As it is, I suspect that firing me is the best thing that ever happened to Stage!. I may yet finish drawing the original script some day, but in truth, I’m not sure there’s much point; The Play is so much better.
Now, the thing is, I haven’t played The Play enough times to know all of its ins and outs. In fact, some of what I know about the game comes from what I subsequently learned from reading the comments of fellow beta testers, as well as a really sweet review written by Emily Short, who is also much smarter than me, and knows far, far more about interactive storytelling than I ever will. I would task myself the challenge of uncovering every conceivable alternate path in The Play, but the sad truth is, I would never be sure I’d figured it all out without reading the script, which I don’t have and won’t ask for because it’s none of my damned business now, and I believe it’s better for all concerned if it stays that way. As well, I’m supposed to be working on other stuff right now. I’m not working on what I’m supposed to at the moment, but at least I’m writing, which makes this a good work day in any case.

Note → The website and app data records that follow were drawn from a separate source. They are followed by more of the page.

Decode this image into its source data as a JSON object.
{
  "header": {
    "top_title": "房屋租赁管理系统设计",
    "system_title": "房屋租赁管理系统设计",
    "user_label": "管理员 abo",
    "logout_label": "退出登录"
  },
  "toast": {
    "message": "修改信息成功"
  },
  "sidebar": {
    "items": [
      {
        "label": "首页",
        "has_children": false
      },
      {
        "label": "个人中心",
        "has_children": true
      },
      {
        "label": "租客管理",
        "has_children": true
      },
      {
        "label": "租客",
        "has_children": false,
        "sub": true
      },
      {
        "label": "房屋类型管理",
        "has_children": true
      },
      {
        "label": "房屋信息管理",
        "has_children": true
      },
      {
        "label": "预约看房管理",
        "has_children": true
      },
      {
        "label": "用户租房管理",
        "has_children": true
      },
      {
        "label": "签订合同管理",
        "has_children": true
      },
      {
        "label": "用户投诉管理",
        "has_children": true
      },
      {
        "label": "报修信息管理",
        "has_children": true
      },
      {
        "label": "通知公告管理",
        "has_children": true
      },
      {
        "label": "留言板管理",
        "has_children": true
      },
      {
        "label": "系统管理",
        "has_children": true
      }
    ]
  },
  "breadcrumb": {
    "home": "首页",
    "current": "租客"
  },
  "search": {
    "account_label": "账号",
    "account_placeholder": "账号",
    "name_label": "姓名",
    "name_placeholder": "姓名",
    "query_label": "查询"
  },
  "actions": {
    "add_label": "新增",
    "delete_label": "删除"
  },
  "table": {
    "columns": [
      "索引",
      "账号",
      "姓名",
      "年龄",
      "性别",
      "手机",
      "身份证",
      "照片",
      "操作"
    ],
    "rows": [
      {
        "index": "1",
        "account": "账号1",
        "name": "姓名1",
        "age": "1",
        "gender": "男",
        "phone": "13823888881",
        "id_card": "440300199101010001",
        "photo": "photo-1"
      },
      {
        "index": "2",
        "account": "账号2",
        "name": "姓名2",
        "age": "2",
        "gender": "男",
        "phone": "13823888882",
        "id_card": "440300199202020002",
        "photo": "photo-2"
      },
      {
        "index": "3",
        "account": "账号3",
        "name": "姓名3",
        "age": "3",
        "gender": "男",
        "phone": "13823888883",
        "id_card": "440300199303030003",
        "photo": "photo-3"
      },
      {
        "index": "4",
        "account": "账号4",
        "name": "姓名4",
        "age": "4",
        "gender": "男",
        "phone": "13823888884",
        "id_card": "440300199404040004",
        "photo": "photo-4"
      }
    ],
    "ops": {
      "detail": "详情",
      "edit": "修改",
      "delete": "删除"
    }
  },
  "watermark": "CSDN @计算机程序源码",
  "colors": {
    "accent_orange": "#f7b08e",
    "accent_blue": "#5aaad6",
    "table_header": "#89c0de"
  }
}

So I henceforth challenge you, my-loyal-reader-who-is-NOT-Deirdra, to go forth and play The Play, and then tell her what you thought of it. It’s more fun than sitting around here waiting for me to update, I’m quite sure.
* ‘esteemed’ movie critics of the time panned it for what it wasn’t; the stage play. I think it’s brilliant for what it actually is, though I’m hesitant to try to define it. I’ve often felt professional movie critics aren’t worth spit, and wouldn’t mind seeing them loaded up in the proverbial bus with those lawyers you may have heard about. Anyway, Rotten Tomatoes records it as having a 57% freshness rating. Whatever. See it for yourself; it’s hysterical, and fully deserving of whatever cult status it may have now.
ETA: I corrected my spelling. I still refer to the game as just ‘Play’, which is silly because I’ve known the title for ages.